It Has Gotten Harder to Vote! A democratic/liberal mime we hear often in regard to the increasing expectation the voter will have to have the ability to verify they are who they say they are. We see article after article of some hapless individual who claims they are unable to secure any form of identification, sometimes pictured, sometimes not.
What is the scale of the problem that drives one party to seek voter ID and the other to oppose it, as if being able to prove your identity is tantamount to a human rights violation? The Internet is full of sites claiming to provide the real facts on the level of fraud. Some, like http://voterfraudfacts.com, are so flagrantly bias as to only be credible to the left, while others like http://townhall.com offer the stories clearly inflated to incite the fears of the conservatives. As with all issues when they become polarizing political footballs the truth is nearly impossible to ascertain.
I believe we see in the United States that fraud and corruption are the key tools a political machine will use to maintain its position. For example, consider New York City through the nineteenth century where Tammany Hall ran the city. The most famous of the leadership was “Boss” Tweed who ran the city in the years following the Civil War. He was made famous, as a target of the political cartoonist Thomas Nash, who used his position and talents to expose the corruption of the Tammany organization. To say voter fraud did not exist, or was not used to keep one party in power for over a hundred years flies in the face of the facts.
The same thing can be said of the democratic machine in Chicago where stories of individuals continuing to vote for years after their deaths are popular urban lore.
We hear a lot of voter suppression through the requirement of identification, referring to the Jim Crow laws Southern Democrats put into place following the Civil War to support the racial segregation and suppression of the blacks set free as a result of that war. Clearly these laws were targeted against a specific group and imposed increasingly insurmountable hurdles to maintain the Democratic Party’s position of absolute authority in the block of Southern states. There is a huge, and somewhat disingenuous cry from the liberals that requiring ID will disenfranchise whole segments of society (presumably their voters). What I can’t find is any indication that the requirements for a specific form of identification to compare an individual to the voter registration list will significantly impinge on the rights of one entire ethnic class of voters.
So what do other countries require for their citizenry? How about the Scandinavian countries? I hear so often about the qualities of their education system and how well socialism is working there, can anyone walk up and vote?
According to Wikipedia,“Possession of an ID card or any ID document is non-compulsory in Finland, though interactions with officials and companies, like voting, picking up a parcel from Itella offices or buying alcohol when a salesperson suspects buyer to be under 18 or 20 years old, can be difficult or impossible without an ID card, a passport or a driving licence.”

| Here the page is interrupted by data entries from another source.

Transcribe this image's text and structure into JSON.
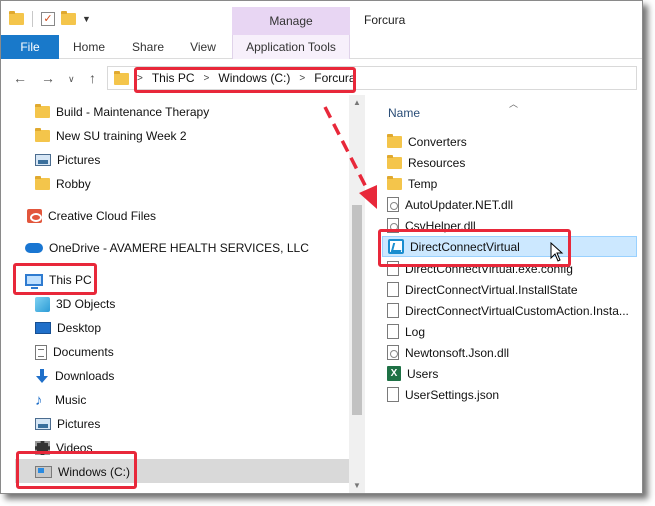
{
  "window": {
    "title": "Forcura",
    "context_tab": "Manage"
  },
  "ribbon": {
    "tabs": [
      "File",
      "Home",
      "Share",
      "View",
      "Application Tools"
    ]
  },
  "address": {
    "crumbs": [
      "This PC",
      "Windows (C:)",
      "Forcura"
    ]
  },
  "nav": {
    "items": [
      {
        "label": "Build - Maintenance Therapy",
        "icon": "folder-icon"
      },
      {
        "label": "New SU training Week 2",
        "icon": "folder-icon"
      },
      {
        "label": "Pictures",
        "icon": "pictures-icon"
      },
      {
        "label": "Robby",
        "icon": "folder-icon"
      },
      {
        "label": "Creative Cloud Files",
        "icon": "creative-cloud-icon"
      },
      {
        "label": "OneDrive - AVAMERE HEALTH SERVICES, LLC",
        "icon": "onedrive-icon"
      },
      {
        "label": "This PC",
        "icon": "this-pc-icon"
      },
      {
        "label": "3D Objects",
        "icon": "3d-objects-icon"
      },
      {
        "label": "Desktop",
        "icon": "desktop-icon"
      },
      {
        "label": "Documents",
        "icon": "documents-icon"
      },
      {
        "label": "Downloads",
        "icon": "downloads-icon"
      },
      {
        "label": "Music",
        "icon": "music-icon"
      },
      {
        "label": "Pictures",
        "icon": "pictures-icon"
      },
      {
        "label": "Videos",
        "icon": "videos-icon"
      },
      {
        "label": "Windows (C:)",
        "icon": "drive-icon"
      }
    ]
  },
  "files": {
    "column_name": "Name",
    "rows": [
      {
        "name": "Converters",
        "icon": "folder-icon"
      },
      {
        "name": "Resources",
        "icon": "folder-icon"
      },
      {
        "name": "Temp",
        "icon": "folder-icon"
      },
      {
        "name": "AutoUpdater.NET.dll",
        "icon": "dll-icon"
      },
      {
        "name": "CsvHelper.dll",
        "icon": "dll-icon"
      },
      {
        "name": "DirectConnectVirtual",
        "icon": "app-exe-icon"
      },
      {
        "name": "DirectConnectVirtual.exe.config",
        "icon": "file-icon"
      },
      {
        "name": "DirectConnectVirtual.InstallState",
        "icon": "file-icon"
      },
      {
        "name": "DirectConnectVirtualCustomAction.Insta...",
        "icon": "file-icon"
      },
      {
        "name": "Log",
        "icon": "file-icon"
      },
      {
        "name": "Newtonsoft.Json.dll",
        "icon": "dll-icon"
      },
      {
        "name": "Users",
        "icon": "excel-icon"
      },
      {
        "name": "UserSettings.json",
        "icon": "file-icon"
      }
    ]
  },
  "colors": {
    "file_tab": "#1979ca",
    "manage_tab": "#e8d6f3",
    "highlight": "#e8283a",
    "selection": "#cce8ff",
    "folder": "#f4c54b"
  }
}
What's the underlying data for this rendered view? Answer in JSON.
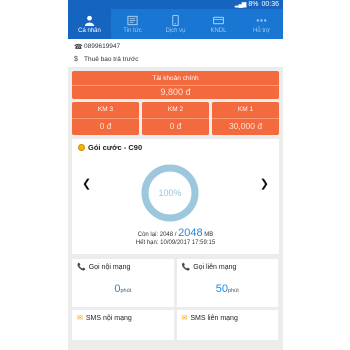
{
  "status": {
    "signal": "▂▄▆",
    "battery": "8%",
    "time": "00:36"
  },
  "nav": [
    {
      "label": "Cá nhân",
      "icon": "person-icon",
      "active": true
    },
    {
      "label": "Tin tức",
      "icon": "news-icon",
      "active": false
    },
    {
      "label": "Dịch vụ",
      "icon": "phone-icon",
      "active": false
    },
    {
      "label": "KNDL",
      "icon": "card-icon",
      "active": false
    },
    {
      "label": "Hỗ trợ",
      "icon": "more-icon",
      "active": false
    }
  ],
  "info": {
    "phone": "0899619947",
    "subscription": "Thuê bao trả trước"
  },
  "main_account": {
    "label": "Tài khoản chính",
    "value": "9,800 đ"
  },
  "km": [
    {
      "label": "KM 3",
      "value": "0 đ"
    },
    {
      "label": "KM 2",
      "value": "0 đ"
    },
    {
      "label": "KM 1",
      "value": "30,000 đ"
    }
  ],
  "plan": {
    "title": "Gói cước - C90",
    "percent_label": "100%",
    "percent": 100,
    "remain_prefix": "Còn lại: 2048 /",
    "remain_total": "2048",
    "remain_unit": "MB",
    "expiry": "Hết hạn: 10/09/2017 17:59:15"
  },
  "usage": [
    {
      "title": "Gọi nội mạng",
      "value": "0",
      "unit": "phút"
    },
    {
      "title": "Gọi liên mạng",
      "value": "50",
      "unit": "phút"
    },
    {
      "title": "SMS nội mạng"
    },
    {
      "title": "SMS liên mạng"
    }
  ],
  "colors": {
    "primary": "#1976d2",
    "accent": "#f26a3d",
    "value_blue": "#1e88e5"
  }
}
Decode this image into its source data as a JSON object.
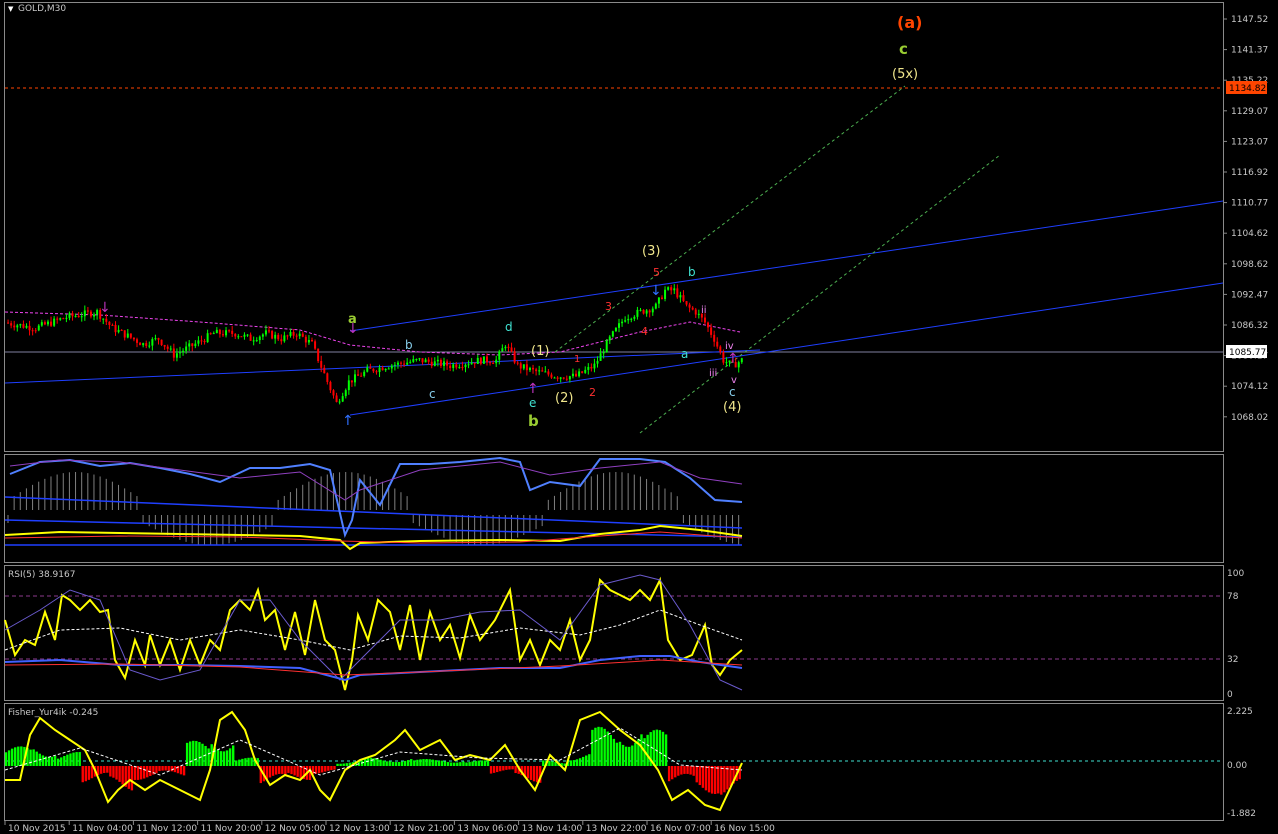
{
  "window_title": "GOLD,M30",
  "panels": {
    "main": {
      "current_price": "1085.77",
      "target_price": "1134.82",
      "y_ticks": [
        "1147.52",
        "1141.37",
        "1135.22",
        "1129.07",
        "1123.07",
        "1116.92",
        "1110.77",
        "1104.62",
        "1098.62",
        "1092.47",
        "1086.32",
        "1080.17",
        "1074.12",
        "1068.02"
      ]
    },
    "rsi": {
      "label": "RSI(5) 38.9167",
      "y_ticks": [
        "100",
        "78",
        "32",
        "0"
      ]
    },
    "fisher": {
      "label": "Fisher_Yur4ik -0.245",
      "y_ticks": [
        "2.225",
        "0.00",
        "-1.882"
      ]
    }
  },
  "time_axis": [
    "10 Nov 2015",
    "11 Nov 04:00",
    "11 Nov 12:00",
    "11 Nov 20:00",
    "12 Nov 05:00",
    "12 Nov 13:00",
    "12 Nov 21:00",
    "13 Nov 06:00",
    "13 Nov 14:00",
    "13 Nov 22:00",
    "16 Nov 07:00",
    "16 Nov 15:00"
  ],
  "wave_labels": [
    {
      "text": "(a)",
      "color": "#ff4500"
    },
    {
      "text": "c",
      "color": "#9acd32"
    },
    {
      "text": "(5x)",
      "color": "#f0e68c"
    },
    {
      "text": "(3)",
      "color": "#f0e68c"
    },
    {
      "text": "5",
      "color": "#ff3030"
    },
    {
      "text": "3",
      "color": "#ff3030"
    },
    {
      "text": "4",
      "color": "#ff3030"
    },
    {
      "text": "a",
      "color": "#9acd32"
    },
    {
      "text": "b",
      "color": "#87ceeb"
    },
    {
      "text": "c",
      "color": "#87ceeb"
    },
    {
      "text": "d",
      "color": "#40e0d0"
    },
    {
      "text": "(1)",
      "color": "#f0e68c"
    },
    {
      "text": "1",
      "color": "#ff3030"
    },
    {
      "text": "e",
      "color": "#40e0d0"
    },
    {
      "text": "b",
      "color": "#9acd32"
    },
    {
      "text": "(2)",
      "color": "#f0e68c"
    },
    {
      "text": "2",
      "color": "#ff3030"
    },
    {
      "text": "b",
      "color": "#40e0d0"
    },
    {
      "text": "a",
      "color": "#40e0d0"
    },
    {
      "text": "ii",
      "color": "#ee82ee"
    },
    {
      "text": "iii",
      "color": "#ee82ee"
    },
    {
      "text": "iv",
      "color": "#ee82ee"
    },
    {
      "text": "v",
      "color": "#ee82ee"
    },
    {
      "text": "c",
      "color": "#87ceeb"
    },
    {
      "text": "(4)",
      "color": "#f0e68c"
    }
  ],
  "colors": {
    "background": "#000000",
    "bull_candle": "#00ff00",
    "bear_candle": "#ff0000",
    "channel_line": "#1f3fff",
    "projection_line": "#4caf50",
    "target_line": "#ff4500",
    "rsi_line": "#ffff00",
    "fisher_pos": "#00ff00",
    "fisher_neg": "#ff0000"
  },
  "chart_data": {
    "type": "candlestick",
    "symbol": "GOLD",
    "timeframe": "M30",
    "ylim": [
      1068.02,
      1150
    ],
    "current_price": 1085.77,
    "target_price": 1134.82,
    "price_path": [
      [
        0,
        1091
      ],
      [
        10,
        1090
      ],
      [
        20,
        1092
      ],
      [
        30,
        1093
      ],
      [
        35,
        1090
      ],
      [
        45,
        1087
      ],
      [
        50,
        1088
      ],
      [
        55,
        1085
      ],
      [
        62,
        1087
      ],
      [
        68,
        1089
      ],
      [
        75,
        1089
      ],
      [
        80,
        1088
      ],
      [
        85,
        1089
      ],
      [
        90,
        1088
      ],
      [
        95,
        1089
      ],
      [
        100,
        1087
      ],
      [
        105,
        1080
      ],
      [
        108,
        1076
      ],
      [
        112,
        1080
      ],
      [
        118,
        1082
      ],
      [
        125,
        1083
      ],
      [
        135,
        1084
      ],
      [
        145,
        1083
      ],
      [
        155,
        1084
      ],
      [
        160,
        1084
      ],
      [
        163,
        1087
      ],
      [
        167,
        1083
      ],
      [
        172,
        1082
      ],
      [
        180,
        1081
      ],
      [
        186,
        1081
      ],
      [
        192,
        1083
      ],
      [
        197,
        1088
      ],
      [
        202,
        1092
      ],
      [
        207,
        1093
      ],
      [
        212,
        1094
      ],
      [
        215,
        1097
      ],
      [
        218,
        1097
      ],
      [
        222,
        1094
      ],
      [
        225,
        1093
      ],
      [
        228,
        1091
      ],
      [
        231,
        1088
      ],
      [
        234,
        1084
      ],
      [
        237,
        1083
      ],
      [
        240,
        1084
      ]
    ],
    "rsi_value": 38.9167,
    "fisher_value": -0.245
  }
}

And according to ABC news,“Voting in Sweden (unlike constructing Ikea furniture) is not a huge headache. The Swedes have a virtually automatic enrollment system, which tracks every citizen's name, address, birth, and marital status. Voting registration is automatic, and for every election, proof of registration material is sent to the homes of every eligible Swedish citizen in the national database. Read more here about Sweden's voting practices.”
Again, according to Wikipedia,“All citizens and residents of Norway are included in the national register, Folkeregisteret, where each person is assigned a personal number of eleven digits which include the person's date of birth. The register is used for tax lists, voter lists, membership in the universal health care system and other purposes, and it is maintained by the tax authorities. All eligible voters receive a card in the mail before each election which shows the date, time and local polling place. Only citizens may vote in national elections, while longtime residents may vote in local and regional elections. Voting is not compulsory.”
How about our southern neighbor… does Mexico require ID? The answer is yes.
“In Mexico, there is a general electoral census. Any citizen of age 18 or greater must go to an electoral office in order be registered into the electoral census. Citizens receive a voting card (credencial de elector con fotografía), issued by the Federal Electoral Institute (IFE) that must be shown to vote in any election. The voting card also serves as a national identity document.”
In all cases, registration and identification are required. Even then it appears voter ID will not guarantee honest elections. That can only be accomplished through legitimate and fair oversight.
Even in Iran there is an identification requirement. In that case it seems to be a birth certificate verified by the local political leadership… hmmm, can you say Tammany Hall?
I don't think the Scandinavian systems would work for us for two reasons: scale and mobility in the society. We have a population that is significantly bigger and more mobile, and we citizens have become increasingly lazy about updating the government on our whereabouts.
You may notice I highlighted the Democrats use of fraud, I do so only because they are the ones in this case crying about the inequity of voter ID. I suspect if I looked deep enough I could find similar cases, perhaps on a smaller scale, where Republican’s have also maintained their power base through voter manipulation or fraud, but they just don’t spring quickly to the front of my research, but at the end of the day I still don't know if fraud is a localized or national issue.